Exercise: Copy out all the entries shown below, exactly as they appear.

Extracted material:

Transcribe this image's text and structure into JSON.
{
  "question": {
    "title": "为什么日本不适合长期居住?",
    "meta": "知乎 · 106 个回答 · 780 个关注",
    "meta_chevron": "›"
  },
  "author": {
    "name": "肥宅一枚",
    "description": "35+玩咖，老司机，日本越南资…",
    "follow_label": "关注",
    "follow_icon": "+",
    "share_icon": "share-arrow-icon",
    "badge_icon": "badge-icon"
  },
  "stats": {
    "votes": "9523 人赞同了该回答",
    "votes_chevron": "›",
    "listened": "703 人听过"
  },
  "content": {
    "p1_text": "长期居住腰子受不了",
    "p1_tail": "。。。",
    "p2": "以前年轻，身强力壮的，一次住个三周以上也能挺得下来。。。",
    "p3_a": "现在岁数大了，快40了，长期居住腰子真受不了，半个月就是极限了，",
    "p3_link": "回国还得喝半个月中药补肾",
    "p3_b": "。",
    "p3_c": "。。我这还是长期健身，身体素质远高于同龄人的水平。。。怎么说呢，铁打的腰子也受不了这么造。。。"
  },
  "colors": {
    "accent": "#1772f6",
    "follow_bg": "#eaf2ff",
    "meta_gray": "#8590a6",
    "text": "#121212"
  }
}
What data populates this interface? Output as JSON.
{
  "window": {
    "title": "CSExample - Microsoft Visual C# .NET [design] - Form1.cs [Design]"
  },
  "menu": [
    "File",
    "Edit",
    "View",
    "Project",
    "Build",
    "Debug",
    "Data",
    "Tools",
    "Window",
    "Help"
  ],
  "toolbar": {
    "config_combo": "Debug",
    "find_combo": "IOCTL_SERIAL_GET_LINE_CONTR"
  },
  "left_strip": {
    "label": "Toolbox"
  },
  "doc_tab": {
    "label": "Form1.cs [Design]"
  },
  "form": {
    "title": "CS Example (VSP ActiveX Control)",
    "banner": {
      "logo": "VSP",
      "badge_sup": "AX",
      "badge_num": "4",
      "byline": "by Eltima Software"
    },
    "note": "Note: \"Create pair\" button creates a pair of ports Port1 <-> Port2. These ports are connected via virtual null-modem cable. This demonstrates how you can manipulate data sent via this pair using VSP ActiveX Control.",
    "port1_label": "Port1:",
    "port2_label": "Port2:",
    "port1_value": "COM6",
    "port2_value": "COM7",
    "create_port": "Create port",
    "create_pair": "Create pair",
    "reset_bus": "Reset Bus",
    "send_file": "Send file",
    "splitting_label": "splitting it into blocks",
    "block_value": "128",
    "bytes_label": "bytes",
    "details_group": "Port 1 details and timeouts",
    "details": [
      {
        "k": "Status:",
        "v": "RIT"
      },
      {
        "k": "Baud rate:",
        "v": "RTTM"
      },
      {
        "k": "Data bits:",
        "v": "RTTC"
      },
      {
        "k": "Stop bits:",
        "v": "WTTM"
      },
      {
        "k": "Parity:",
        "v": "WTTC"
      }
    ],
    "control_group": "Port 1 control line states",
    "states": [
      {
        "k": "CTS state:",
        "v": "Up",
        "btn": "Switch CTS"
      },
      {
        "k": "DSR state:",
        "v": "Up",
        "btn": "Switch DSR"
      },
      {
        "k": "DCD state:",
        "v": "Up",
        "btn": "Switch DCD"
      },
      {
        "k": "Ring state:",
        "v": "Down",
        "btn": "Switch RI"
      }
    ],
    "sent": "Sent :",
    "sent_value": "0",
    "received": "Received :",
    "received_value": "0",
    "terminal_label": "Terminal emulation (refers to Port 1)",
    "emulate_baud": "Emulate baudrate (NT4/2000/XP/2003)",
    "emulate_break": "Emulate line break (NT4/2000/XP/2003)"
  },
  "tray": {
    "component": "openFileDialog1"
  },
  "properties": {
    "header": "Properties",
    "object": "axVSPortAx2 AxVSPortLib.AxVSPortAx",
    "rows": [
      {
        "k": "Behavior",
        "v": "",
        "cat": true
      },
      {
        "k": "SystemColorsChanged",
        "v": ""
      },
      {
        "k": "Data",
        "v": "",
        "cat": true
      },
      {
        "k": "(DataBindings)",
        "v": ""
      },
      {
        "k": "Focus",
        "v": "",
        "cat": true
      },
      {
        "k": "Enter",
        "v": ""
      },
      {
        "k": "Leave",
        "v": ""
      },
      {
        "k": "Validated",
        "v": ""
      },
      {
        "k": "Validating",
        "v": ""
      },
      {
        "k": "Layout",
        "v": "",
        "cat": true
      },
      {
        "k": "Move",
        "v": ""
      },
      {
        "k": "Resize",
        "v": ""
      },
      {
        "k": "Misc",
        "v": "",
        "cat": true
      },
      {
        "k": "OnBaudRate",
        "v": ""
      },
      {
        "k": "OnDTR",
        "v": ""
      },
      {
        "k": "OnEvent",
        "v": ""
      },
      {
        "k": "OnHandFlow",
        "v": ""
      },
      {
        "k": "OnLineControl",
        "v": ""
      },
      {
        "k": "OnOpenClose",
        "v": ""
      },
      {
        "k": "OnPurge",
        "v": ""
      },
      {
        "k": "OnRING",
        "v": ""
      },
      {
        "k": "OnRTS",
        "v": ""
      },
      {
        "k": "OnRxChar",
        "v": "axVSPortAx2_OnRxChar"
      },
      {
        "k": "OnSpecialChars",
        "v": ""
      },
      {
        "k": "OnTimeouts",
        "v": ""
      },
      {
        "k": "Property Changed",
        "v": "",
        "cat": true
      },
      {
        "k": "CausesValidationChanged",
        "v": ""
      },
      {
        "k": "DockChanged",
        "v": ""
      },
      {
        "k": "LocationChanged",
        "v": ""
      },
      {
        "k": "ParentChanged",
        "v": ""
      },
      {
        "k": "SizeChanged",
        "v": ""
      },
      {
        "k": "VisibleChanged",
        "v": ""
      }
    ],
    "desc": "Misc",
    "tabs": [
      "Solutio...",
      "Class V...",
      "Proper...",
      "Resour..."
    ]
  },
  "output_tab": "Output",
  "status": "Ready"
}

Answer section:
Transcribe this image's text and structure into JSON.
{
  "question": {
    "title": "为什么日本不适合长期居住?",
    "meta": "知乎 · 106 个回答 · 780 个关注",
    "meta_chevron": "›"
  },
  "author": {
    "name": "肥宅一枚",
    "description": "35+玩咖，老司机，日本越南资…",
    "follow_label": "关注",
    "follow_icon": "+",
    "share_icon": "share-arrow-icon",
    "badge_icon": "badge-icon"
  },
  "stats": {
    "votes": "9523 人赞同了该回答",
    "votes_chevron": "›",
    "listened": "703 人听过"
  },
  "content": {
    "p1_text": "长期居住腰子受不了",
    "p1_tail": "。。。",
    "p2": "以前年轻，身强力壮的，一次住个三周以上也能挺得下来。。。",
    "p3_a": "现在岁数大了，快40了，长期居住腰子真受不了，半个月就是极限了，",
    "p3_link": "回国还得喝半个月中药补肾",
    "p3_b": "。",
    "p3_c": "。。我这还是长期健身，身体素质远高于同龄人的水平。。。怎么说呢，铁打的腰子也受不了这么造。。。"
  },
  "colors": {
    "accent": "#1772f6",
    "follow_bg": "#eaf2ff",
    "meta_gray": "#8590a6",
    "text": "#121212"
  }
}
What data populates this interface? Output as JSON.
{
  "window": {
    "title": "CSExample - Microsoft Visual C# .NET [design] - Form1.cs [Design]"
  },
  "menu": [
    "File",
    "Edit",
    "View",
    "Project",
    "Build",
    "Debug",
    "Data",
    "Tools",
    "Window",
    "Help"
  ],
  "toolbar": {
    "config_combo": "Debug",
    "find_combo": "IOCTL_SERIAL_GET_LINE_CONTR"
  },
  "left_strip": {
    "label": "Toolbox"
  },
  "doc_tab": {
    "label": "Form1.cs [Design]"
  },
  "form": {
    "title": "CS Example (VSP ActiveX Control)",
    "banner": {
      "logo": "VSP",
      "badge_sup": "AX",
      "badge_num": "4",
      "byline": "by Eltima Software"
    },
    "note": "Note: \"Create pair\" button creates a pair of ports Port1 <-> Port2. These ports are connected via virtual null-modem cable. This demonstrates how you can manipulate data sent via this pair using VSP ActiveX Control.",
    "port1_label": "Port1:",
    "port2_label": "Port2:",
    "port1_value": "COM6",
    "port2_value": "COM7",
    "create_port": "Create port",
    "create_pair": "Create pair",
    "reset_bus": "Reset Bus",
    "send_file": "Send file",
    "splitting_label": "splitting it into blocks",
    "block_value": "128",
    "bytes_label": "bytes",
    "details_group": "Port 1 details and timeouts",
    "details": [
      {
        "k": "Status:",
        "v": "RIT"
      },
      {
        "k": "Baud rate:",
        "v": "RTTM"
      },
      {
        "k": "Data bits:",
        "v": "RTTC"
      },
      {
        "k": "Stop bits:",
        "v": "WTTM"
      },
      {
        "k": "Parity:",
        "v": "WTTC"
      }
    ],
    "control_group": "Port 1 control line states",
    "states": [
      {
        "k": "CTS state:",
        "v": "Up",
        "btn": "Switch CTS"
      },
      {
        "k": "DSR state:",
        "v": "Up",
        "btn": "Switch DSR"
      },
      {
        "k": "DCD state:",
        "v": "Up",
        "btn": "Switch DCD"
      },
      {
        "k": "Ring state:",
        "v": "Down",
        "btn": "Switch RI"
      }
    ],
    "sent": "Sent :",
    "sent_value": "0",
    "received": "Received :",
    "received_value": "0",
    "terminal_label": "Terminal emulation (refers to Port 1)",
    "emulate_baud": "Emulate baudrate (NT4/2000/XP/2003)",
    "emulate_break": "Emulate line break (NT4/2000/XP/2003)"
  },
  "tray": {
    "component": "openFileDialog1"
  },
  "properties": {
    "header": "Properties",
    "object": "axVSPortAx2 AxVSPortLib.AxVSPortAx",
    "rows": [
      {
        "k": "Behavior",
        "v": "",
        "cat": true
      },
      {
        "k": "SystemColorsChanged",
        "v": ""
      },
      {
        "k": "Data",
        "v": "",
        "cat": true
      },
      {
        "k": "(DataBindings)",
        "v": ""
      },
      {
        "k": "Focus",
        "v": "",
        "cat": true
      },
      {
        "k": "Enter",
        "v": ""
      },
      {
        "k": "Leave",
        "v": ""
      },
      {
        "k": "Validated",
        "v": ""
      },
      {
        "k": "Validating",
        "v": ""
      },
      {
        "k": "Layout",
        "v": "",
        "cat": true
      },
      {
        "k": "Move",
        "v": ""
      },
      {
        "k": "Resize",
        "v": ""
      },
      {
        "k": "Misc",
        "v": "",
        "cat": true
      },
      {
        "k": "OnBaudRate",
        "v": ""
      },
      {
        "k": "OnDTR",
        "v": ""
      },
      {
        "k": "OnEvent",
        "v": ""
      },
      {
        "k": "OnHandFlow",
        "v": ""
      },
      {
        "k": "OnLineControl",
        "v": ""
      },
      {
        "k": "OnOpenClose",
        "v": ""
      },
      {
        "k": "OnPurge",
        "v": ""
      },
      {
        "k": "OnRING",
        "v": ""
      },
      {
        "k": "OnRTS",
        "v": ""
      },
      {
        "k": "OnRxChar",
        "v": "axVSPortAx2_OnRxChar"
      },
      {
        "k": "OnSpecialChars",
        "v": ""
      },
      {
        "k": "OnTimeouts",
        "v": ""
      },
      {
        "k": "Property Changed",
        "v": "",
        "cat": true
      },
      {
        "k": "CausesValidationChanged",
        "v": ""
      },
      {
        "k": "DockChanged",
        "v": ""
      },
      {
        "k": "LocationChanged",
        "v": ""
      },
      {
        "k": "ParentChanged",
        "v": ""
      },
      {
        "k": "SizeChanged",
        "v": ""
      },
      {
        "k": "VisibleChanged",
        "v": ""
      }
    ],
    "desc": "Misc",
    "tabs": [
      "Solutio...",
      "Class V...",
      "Proper...",
      "Resour..."
    ]
  },
  "output_tab": "Output",
  "status": "Ready"
}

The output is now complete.